Amnesty advocates know their dramatically expanded class of non-citizen subservient workers would be a constitutional sore point, said Krikorian. If the plan is implemented, he predicted:

They will say “You’re right – that’s why we need to get a green cards.”  So that’s what their game is here — [they want to] create a situation that the American people would rightly be uncomfortable with, and then will offer them the solution of upgrading the [work migrants] to a full amnesty so they can be on a citizenship track.

Amnesty advocates say they have an incremental strategy.

“This is a solution that gets us closer to our North Star of citizenship for 11 million,” Kerri Talbot, the deputy director of the Immigration Hub, a pro-immigration group, told the New York Times for an October 13 article. The article continued:

“My guiding principle throughout the ongoing reconciliation process has been providing a pathway to citizenship for the largest swath of the undocumented community,” said Senator Robert Menendez, Democrat of New Jersey, who has worked on the issue …  “In spite of the parliamentarian’s recent negative opinions, I will continue to work with my colleagues and a broad coalition of groups, including advocates, to find a path forward.”

“It would get us one step closer, frankly, to the ultimate goal of providing a formal path to legalization,” Jorge Loweree, at the pro-migration American Immigration Council, told Bloomberg.

The Democrats’ Plan C includes nothing to seal up the U.S. border against further illegal migration. “It’s obvious we have an open border,” said Sen. Shelley Moore Capito (R-WV), the senior Republican on the homeland defense appropriations committee, “I’ve talked to [DHS chief Alejandro] Mayorkas … [and] the administration, they didn’t have a plan,” she said during an October 6 press event.

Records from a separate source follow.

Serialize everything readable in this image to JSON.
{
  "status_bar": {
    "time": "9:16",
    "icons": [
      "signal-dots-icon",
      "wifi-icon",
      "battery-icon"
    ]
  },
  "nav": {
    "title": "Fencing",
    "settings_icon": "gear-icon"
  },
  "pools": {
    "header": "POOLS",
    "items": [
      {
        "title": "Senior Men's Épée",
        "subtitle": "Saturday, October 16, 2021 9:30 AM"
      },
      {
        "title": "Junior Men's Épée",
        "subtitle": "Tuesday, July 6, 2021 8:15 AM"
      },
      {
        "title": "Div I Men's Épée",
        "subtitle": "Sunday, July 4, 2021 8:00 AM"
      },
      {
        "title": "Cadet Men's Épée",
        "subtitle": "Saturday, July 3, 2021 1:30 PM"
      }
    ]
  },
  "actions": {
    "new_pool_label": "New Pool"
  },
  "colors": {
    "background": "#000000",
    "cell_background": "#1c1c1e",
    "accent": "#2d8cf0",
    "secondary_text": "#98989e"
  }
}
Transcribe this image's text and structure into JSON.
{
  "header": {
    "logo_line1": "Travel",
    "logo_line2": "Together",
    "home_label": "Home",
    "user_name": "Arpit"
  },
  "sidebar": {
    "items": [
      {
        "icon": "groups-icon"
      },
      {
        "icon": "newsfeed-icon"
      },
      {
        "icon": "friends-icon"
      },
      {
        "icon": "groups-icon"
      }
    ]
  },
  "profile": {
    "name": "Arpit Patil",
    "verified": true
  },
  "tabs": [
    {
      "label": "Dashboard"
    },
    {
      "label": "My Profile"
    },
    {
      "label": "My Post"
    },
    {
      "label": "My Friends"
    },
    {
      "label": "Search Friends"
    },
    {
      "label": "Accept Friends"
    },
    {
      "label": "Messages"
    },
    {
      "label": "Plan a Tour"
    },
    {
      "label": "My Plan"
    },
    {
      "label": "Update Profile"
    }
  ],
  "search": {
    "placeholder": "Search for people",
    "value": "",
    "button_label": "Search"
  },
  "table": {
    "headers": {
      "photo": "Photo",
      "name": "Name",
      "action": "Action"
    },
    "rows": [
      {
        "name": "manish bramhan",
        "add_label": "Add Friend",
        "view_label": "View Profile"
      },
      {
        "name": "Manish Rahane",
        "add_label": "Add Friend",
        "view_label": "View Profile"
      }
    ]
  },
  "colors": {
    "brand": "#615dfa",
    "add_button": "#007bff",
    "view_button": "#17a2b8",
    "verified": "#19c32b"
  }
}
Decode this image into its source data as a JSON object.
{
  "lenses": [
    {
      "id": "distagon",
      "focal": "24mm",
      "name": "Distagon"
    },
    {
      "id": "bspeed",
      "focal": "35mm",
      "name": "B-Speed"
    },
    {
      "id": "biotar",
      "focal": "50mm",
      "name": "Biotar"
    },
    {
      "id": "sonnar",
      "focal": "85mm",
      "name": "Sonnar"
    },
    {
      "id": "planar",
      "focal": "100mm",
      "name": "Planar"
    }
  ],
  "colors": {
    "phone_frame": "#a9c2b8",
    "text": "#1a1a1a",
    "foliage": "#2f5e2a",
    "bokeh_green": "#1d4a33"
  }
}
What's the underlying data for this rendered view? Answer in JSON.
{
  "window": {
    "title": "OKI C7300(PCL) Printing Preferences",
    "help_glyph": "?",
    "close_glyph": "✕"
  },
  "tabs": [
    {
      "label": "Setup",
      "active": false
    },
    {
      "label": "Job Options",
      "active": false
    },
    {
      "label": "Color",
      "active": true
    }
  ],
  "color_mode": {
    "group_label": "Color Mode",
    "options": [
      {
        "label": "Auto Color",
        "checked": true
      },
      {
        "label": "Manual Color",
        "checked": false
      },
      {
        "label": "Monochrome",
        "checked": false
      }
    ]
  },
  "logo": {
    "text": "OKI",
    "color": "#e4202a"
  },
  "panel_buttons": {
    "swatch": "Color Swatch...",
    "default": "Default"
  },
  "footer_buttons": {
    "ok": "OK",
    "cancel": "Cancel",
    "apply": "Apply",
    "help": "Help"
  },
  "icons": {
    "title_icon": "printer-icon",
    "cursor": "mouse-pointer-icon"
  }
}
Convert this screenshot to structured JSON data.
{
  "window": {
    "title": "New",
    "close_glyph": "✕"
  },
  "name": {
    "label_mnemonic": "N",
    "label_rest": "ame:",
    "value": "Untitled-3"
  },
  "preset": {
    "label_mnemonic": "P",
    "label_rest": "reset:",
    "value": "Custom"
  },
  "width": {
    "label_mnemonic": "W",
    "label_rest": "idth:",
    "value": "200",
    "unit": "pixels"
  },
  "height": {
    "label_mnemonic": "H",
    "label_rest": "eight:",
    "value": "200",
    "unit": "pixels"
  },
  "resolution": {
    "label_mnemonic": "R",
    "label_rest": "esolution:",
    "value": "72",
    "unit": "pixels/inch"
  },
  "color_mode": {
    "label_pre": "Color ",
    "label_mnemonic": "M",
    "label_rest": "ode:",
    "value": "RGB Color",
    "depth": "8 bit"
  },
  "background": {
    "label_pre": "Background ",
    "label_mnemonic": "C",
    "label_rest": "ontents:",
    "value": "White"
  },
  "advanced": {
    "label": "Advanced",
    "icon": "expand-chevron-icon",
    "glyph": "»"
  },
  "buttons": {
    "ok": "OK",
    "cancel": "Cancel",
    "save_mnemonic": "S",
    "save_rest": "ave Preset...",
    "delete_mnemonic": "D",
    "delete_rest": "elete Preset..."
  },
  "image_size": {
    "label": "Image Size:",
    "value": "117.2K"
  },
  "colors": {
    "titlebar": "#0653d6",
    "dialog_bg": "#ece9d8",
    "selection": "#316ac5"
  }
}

For many years, a wide variety of pollsters have shown deep and broad opposition to labor migration and the inflow of temporary contract workers into jobs sought by young U.S. graduates. This pocketbook opposition is multiracialcross-sexnon-racistclass-based, bipartisan,  rationalpersistent, and recognizes the solidarity that Americans owe to each other.

Nationwide, the federal policy of extraction migration is deeply unpopular because of its economic impact. It damages ordinary Americans’ career opportunities, cuts their wages, raises their rents, curbs their productivity, shrinks their political clout, widens regional wealth gaps, and wrecks their democratic, equality-promoting civic culture.

It also pushes Americans towards addiction and homelessness, and minimizes the incentive for employers to help them recover: